Return each record exactly as it appears, so that nothing is dropped or altered.

[Web page and app entries]
□ □ □ □ □
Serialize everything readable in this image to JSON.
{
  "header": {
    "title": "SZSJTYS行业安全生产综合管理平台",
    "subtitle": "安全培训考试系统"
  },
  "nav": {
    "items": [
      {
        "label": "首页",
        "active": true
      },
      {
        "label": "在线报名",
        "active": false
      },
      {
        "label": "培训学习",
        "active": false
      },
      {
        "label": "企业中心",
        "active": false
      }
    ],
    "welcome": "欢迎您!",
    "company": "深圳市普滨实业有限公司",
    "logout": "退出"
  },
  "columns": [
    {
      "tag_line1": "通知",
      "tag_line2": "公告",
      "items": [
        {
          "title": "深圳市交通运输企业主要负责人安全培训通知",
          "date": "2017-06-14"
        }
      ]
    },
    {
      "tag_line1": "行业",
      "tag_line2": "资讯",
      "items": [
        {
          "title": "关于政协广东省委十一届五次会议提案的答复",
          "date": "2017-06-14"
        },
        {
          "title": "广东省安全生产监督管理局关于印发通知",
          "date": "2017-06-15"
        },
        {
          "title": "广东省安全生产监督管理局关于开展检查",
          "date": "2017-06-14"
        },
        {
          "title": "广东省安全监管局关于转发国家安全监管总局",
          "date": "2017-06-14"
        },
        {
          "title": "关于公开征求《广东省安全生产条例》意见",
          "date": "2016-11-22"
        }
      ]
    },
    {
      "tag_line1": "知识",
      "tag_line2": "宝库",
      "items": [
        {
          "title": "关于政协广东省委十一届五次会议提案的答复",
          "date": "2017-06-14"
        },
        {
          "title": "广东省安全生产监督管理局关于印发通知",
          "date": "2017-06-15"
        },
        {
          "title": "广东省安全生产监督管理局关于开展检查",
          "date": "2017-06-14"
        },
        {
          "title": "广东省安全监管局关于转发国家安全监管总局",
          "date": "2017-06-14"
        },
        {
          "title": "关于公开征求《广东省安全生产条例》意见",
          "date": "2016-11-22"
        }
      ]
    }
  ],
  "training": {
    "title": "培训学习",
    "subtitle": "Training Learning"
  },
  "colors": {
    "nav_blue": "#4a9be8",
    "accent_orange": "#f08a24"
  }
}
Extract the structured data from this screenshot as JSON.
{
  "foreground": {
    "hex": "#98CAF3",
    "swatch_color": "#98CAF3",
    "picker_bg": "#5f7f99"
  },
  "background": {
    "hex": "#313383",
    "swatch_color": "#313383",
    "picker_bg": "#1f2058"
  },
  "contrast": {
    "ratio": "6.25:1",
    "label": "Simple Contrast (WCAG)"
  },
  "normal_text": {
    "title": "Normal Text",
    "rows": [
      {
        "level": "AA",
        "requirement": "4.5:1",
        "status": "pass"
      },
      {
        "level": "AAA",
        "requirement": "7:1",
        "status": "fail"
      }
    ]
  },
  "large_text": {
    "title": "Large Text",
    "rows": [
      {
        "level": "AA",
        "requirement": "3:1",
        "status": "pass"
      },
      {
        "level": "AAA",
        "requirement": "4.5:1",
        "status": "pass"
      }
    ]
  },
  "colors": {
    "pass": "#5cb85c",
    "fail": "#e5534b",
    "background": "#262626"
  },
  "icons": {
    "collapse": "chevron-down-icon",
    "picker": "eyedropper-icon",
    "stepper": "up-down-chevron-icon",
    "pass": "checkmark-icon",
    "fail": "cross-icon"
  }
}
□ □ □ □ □
## Exercise result
Serialize everything readable in this image to JSON.
{
  "header": {
    "title": "SZSJTYS行业安全生产综合管理平台",
    "subtitle": "安全培训考试系统"
  },
  "nav": {
    "items": [
      {
        "label": "首页",
        "active": true
      },
      {
        "label": "在线报名",
        "active": false
      },
      {
        "label": "培训学习",
        "active": false
      },
      {
        "label": "企业中心",
        "active": false
      }
    ],
    "welcome": "欢迎您!",
    "company": "深圳市普滨实业有限公司",
    "logout": "退出"
  },
  "columns": [
    {
      "tag_line1": "通知",
      "tag_line2": "公告",
      "items": [
        {
          "title": "深圳市交通运输企业主要负责人安全培训通知",
          "date": "2017-06-14"
        }
      ]
    },
    {
      "tag_line1": "行业",
      "tag_line2": "资讯",
      "items": [
        {
          "title": "关于政协广东省委十一届五次会议提案的答复",
          "date": "2017-06-14"
        },
        {
          "title": "广东省安全生产监督管理局关于印发通知",
          "date": "2017-06-15"
        },
        {
          "title": "广东省安全生产监督管理局关于开展检查",
          "date": "2017-06-14"
        },
        {
          "title": "广东省安全监管局关于转发国家安全监管总局",
          "date": "2017-06-14"
        },
        {
          "title": "关于公开征求《广东省安全生产条例》意见",
          "date": "2016-11-22"
        }
      ]
    },
    {
      "tag_line1": "知识",
      "tag_line2": "宝库",
      "items": [
        {
          "title": "关于政协广东省委十一届五次会议提案的答复",
          "date": "2017-06-14"
        },
        {
          "title": "广东省安全生产监督管理局关于印发通知",
          "date": "2017-06-15"
        },
        {
          "title": "广东省安全生产监督管理局关于开展检查",
          "date": "2017-06-14"
        },
        {
          "title": "广东省安全监管局关于转发国家安全监管总局",
          "date": "2017-06-14"
        },
        {
          "title": "关于公开征求《广东省安全生产条例》意见",
          "date": "2016-11-22"
        }
      ]
    }
  ],
  "training": {
    "title": "培训学习",
    "subtitle": "Training Learning"
  },
  "colors": {
    "nav_blue": "#4a9be8",
    "accent_orange": "#f08a24"
  }
}
Extract the structured data from this screenshot as JSON.
{
  "foreground": {
    "hex": "#98CAF3",
    "swatch_color": "#98CAF3",
    "picker_bg": "#5f7f99"
  },
  "background": {
    "hex": "#313383",
    "swatch_color": "#313383",
    "picker_bg": "#1f2058"
  },
  "contrast": {
    "ratio": "6.25:1",
    "label": "Simple Contrast (WCAG)"
  },
  "normal_text": {
    "title": "Normal Text",
    "rows": [
      {
        "level": "AA",
        "requirement": "4.5:1",
        "status": "pass"
      },
      {
        "level": "AAA",
        "requirement": "7:1",
        "status": "fail"
      }
    ]
  },
  "large_text": {
    "title": "Large Text",
    "rows": [
      {
        "level": "AA",
        "requirement": "3:1",
        "status": "pass"
      },
      {
        "level": "AAA",
        "requirement": "4.5:1",
        "status": "pass"
      }
    ]
  },
  "colors": {
    "pass": "#5cb85c",
    "fail": "#e5534b",
    "background": "#262626"
  },
  "icons": {
    "collapse": "chevron-down-icon",
    "picker": "eyedropper-icon",
    "stepper": "up-down-chevron-icon",
    "pass": "checkmark-icon",
    "fail": "cross-icon"
  }
}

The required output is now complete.